======== DATA PROVIDED

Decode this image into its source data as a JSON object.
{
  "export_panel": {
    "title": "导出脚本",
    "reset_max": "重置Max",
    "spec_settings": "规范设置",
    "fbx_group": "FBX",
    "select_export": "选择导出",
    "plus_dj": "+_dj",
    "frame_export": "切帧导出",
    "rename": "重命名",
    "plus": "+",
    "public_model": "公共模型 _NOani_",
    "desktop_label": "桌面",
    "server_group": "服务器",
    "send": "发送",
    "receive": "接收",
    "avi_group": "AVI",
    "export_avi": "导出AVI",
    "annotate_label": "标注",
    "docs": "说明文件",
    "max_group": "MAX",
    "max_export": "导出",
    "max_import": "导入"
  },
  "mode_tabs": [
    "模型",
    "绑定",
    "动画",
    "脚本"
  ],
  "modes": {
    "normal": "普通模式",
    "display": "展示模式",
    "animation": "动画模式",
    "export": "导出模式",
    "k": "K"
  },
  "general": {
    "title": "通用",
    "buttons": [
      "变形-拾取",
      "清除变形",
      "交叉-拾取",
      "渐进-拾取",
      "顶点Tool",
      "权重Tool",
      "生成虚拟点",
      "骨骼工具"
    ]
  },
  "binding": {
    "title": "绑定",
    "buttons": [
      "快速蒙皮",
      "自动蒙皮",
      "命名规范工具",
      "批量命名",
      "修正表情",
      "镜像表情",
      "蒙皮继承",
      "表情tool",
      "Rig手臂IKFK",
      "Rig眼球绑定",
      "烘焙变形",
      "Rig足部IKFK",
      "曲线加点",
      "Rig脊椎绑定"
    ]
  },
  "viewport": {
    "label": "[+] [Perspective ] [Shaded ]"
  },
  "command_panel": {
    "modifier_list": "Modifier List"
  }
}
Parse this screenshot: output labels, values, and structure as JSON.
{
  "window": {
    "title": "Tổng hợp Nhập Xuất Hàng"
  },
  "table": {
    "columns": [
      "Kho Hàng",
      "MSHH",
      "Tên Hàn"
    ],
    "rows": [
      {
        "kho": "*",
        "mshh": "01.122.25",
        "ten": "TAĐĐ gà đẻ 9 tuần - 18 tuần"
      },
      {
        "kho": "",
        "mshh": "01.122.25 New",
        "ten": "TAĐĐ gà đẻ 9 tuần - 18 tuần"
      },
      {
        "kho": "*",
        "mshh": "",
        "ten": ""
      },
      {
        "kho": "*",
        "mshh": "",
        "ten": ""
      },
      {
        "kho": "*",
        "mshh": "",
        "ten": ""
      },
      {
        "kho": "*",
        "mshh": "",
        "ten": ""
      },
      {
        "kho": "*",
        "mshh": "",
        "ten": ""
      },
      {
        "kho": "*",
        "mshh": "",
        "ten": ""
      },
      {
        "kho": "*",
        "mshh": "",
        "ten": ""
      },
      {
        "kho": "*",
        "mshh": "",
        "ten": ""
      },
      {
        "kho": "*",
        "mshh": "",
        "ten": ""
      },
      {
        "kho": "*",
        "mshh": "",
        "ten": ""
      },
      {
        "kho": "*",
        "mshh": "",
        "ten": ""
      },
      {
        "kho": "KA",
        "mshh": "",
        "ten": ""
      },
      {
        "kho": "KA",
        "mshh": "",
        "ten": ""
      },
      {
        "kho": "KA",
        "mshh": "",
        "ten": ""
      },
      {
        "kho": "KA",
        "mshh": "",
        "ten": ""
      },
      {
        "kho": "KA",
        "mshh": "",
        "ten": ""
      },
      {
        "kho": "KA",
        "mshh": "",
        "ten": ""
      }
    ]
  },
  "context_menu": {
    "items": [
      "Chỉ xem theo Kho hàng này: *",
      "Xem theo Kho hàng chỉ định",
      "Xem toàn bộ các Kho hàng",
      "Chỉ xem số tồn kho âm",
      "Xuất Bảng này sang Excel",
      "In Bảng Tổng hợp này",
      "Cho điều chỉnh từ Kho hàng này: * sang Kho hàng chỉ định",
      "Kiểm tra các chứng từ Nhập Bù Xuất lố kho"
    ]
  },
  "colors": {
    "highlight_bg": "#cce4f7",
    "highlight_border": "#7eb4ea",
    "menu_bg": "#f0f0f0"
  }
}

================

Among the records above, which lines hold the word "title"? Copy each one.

    "title": "导出脚本",
    "title": "通用",
    "title": "绑定",
    "title": "Tổng hợp Nhập Xuất Hàng"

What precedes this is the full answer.